Freedom from discrimination and cultural rights

The right to equality is fundamental. As a free-standing right it is declared in article 26 of the ICCPR, and as a condition of the enjoyment of all other rights it is enshrined in article 2 of the ICCPR and ICESCR. Equality is both procedural—equality before the law—and substantive—equality under the law. Liberty Victoria supports the right to equality and freedom from discrimination, without the limitation in the Charter to only those attributes mentioned on the Equal Opportunity Act 1995 (EOA). Australia’s obligations under international law are to ensure the right to equality on any attribute, and the EOA and Charter should say likewise. The only limitation on the right to equality should be the inherent limitations known to international law and set out in s.7 of the Charter, namely “such reasonable limits as can be demonstrably justified in a free and democratic society based on human dignity, equality and freedom.” Liberty Victoria supports a view of equality which aims for substantive, rather than merely formal, equality, as this is what is necessary for human dignity. As the Charter rightly acknowledges at s.8(4): “Measures taken for the purpose of assisting or advancing persons or groups of persons disadvantaged because of discrimination do not constitute discrimination.” Cultural rights, as set out in s.19 of the Charter, are another necessary aspect of human dignity. Liberty Victoria supports their full realisation, as part of the balancing of individual and community in a multicultural society. Everyone benefits by acknowledging and celebrating the richness of the cultures of others, while having the reciprocal acknowledgement of their own.

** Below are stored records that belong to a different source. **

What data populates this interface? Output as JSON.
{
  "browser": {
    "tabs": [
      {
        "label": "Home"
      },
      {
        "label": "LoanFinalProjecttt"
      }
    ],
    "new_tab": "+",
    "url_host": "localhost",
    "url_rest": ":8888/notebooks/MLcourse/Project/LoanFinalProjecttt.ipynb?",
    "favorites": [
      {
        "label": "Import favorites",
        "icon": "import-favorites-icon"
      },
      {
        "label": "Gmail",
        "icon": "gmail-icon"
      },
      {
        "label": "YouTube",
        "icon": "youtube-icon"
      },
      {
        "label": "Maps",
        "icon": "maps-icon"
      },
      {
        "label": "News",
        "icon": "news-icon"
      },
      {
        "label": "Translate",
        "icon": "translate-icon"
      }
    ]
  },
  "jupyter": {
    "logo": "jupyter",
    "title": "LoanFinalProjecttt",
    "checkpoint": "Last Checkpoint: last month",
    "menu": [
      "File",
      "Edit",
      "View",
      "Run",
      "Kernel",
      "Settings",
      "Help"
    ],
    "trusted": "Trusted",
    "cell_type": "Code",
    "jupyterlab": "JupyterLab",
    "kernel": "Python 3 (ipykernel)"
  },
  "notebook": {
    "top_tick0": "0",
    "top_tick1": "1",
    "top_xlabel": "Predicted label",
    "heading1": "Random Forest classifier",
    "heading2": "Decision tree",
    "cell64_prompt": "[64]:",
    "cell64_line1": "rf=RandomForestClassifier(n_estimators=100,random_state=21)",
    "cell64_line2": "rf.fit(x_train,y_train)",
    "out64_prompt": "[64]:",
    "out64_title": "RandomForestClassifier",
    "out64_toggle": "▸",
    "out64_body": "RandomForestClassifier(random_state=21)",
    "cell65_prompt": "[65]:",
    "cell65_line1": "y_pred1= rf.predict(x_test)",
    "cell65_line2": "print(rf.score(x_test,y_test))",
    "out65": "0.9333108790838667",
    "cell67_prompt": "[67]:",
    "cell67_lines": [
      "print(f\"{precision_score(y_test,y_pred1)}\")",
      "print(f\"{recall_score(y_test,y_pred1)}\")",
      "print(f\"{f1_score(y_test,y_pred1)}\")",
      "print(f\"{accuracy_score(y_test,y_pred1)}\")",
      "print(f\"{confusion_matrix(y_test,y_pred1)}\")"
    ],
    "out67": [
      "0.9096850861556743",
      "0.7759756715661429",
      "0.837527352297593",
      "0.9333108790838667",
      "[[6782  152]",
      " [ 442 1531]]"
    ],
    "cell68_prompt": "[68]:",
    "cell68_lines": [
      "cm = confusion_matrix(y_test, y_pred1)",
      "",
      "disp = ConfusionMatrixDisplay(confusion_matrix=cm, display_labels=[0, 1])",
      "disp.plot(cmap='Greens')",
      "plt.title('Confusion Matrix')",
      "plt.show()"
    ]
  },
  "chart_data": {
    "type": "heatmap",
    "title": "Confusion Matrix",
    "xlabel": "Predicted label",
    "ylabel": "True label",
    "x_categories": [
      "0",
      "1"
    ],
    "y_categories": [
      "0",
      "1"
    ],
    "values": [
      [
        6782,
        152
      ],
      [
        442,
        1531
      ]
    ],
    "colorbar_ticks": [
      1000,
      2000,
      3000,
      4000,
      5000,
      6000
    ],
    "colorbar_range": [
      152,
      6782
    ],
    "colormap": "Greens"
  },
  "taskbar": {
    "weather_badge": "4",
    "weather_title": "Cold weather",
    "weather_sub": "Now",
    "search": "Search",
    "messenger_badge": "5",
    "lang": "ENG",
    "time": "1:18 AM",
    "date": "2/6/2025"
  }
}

People can best participate in and contribute to the life of the community when they can also participate freely in the life of their communities of origin and of choice, safe in the knowledge that they too are respected.